**What you are asked to do**
All of the records are to be reproduced exactly.
Records shown Start Marker
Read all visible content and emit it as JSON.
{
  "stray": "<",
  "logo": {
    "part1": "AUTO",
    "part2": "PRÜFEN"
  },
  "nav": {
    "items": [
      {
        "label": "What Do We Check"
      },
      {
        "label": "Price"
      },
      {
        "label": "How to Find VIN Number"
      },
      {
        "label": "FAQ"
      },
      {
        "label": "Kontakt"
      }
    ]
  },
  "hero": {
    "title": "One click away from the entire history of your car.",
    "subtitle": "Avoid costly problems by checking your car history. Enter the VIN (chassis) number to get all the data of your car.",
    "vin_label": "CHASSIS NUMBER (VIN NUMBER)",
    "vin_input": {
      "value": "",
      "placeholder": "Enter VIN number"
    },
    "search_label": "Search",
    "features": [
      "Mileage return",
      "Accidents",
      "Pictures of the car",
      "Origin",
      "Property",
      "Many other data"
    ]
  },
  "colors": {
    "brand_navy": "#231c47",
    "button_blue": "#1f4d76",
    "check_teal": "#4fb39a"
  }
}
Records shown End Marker
**Response box**
Read all visible content and emit it as JSON.
{
  "stray": "<",
  "logo": {
    "part1": "AUTO",
    "part2": "PRÜFEN"
  },
  "nav": {
    "items": [
      {
        "label": "What Do We Check"
      },
      {
        "label": "Price"
      },
      {
        "label": "How to Find VIN Number"
      },
      {
        "label": "FAQ"
      },
      {
        "label": "Kontakt"
      }
    ]
  },
  "hero": {
    "title": "One click away from the entire history of your car.",
    "subtitle": "Avoid costly problems by checking your car history. Enter the VIN (chassis) number to get all the data of your car.",
    "vin_label": "CHASSIS NUMBER (VIN NUMBER)",
    "vin_input": {
      "value": "",
      "placeholder": "Enter VIN number"
    },
    "search_label": "Search",
    "features": [
      "Mileage return",
      "Accidents",
      "Pictures of the car",
      "Origin",
      "Property",
      "Many other data"
    ]
  },
  "colors": {
    "brand_navy": "#231c47",
    "button_blue": "#1f4d76",
    "check_teal": "#4fb39a"
  }
}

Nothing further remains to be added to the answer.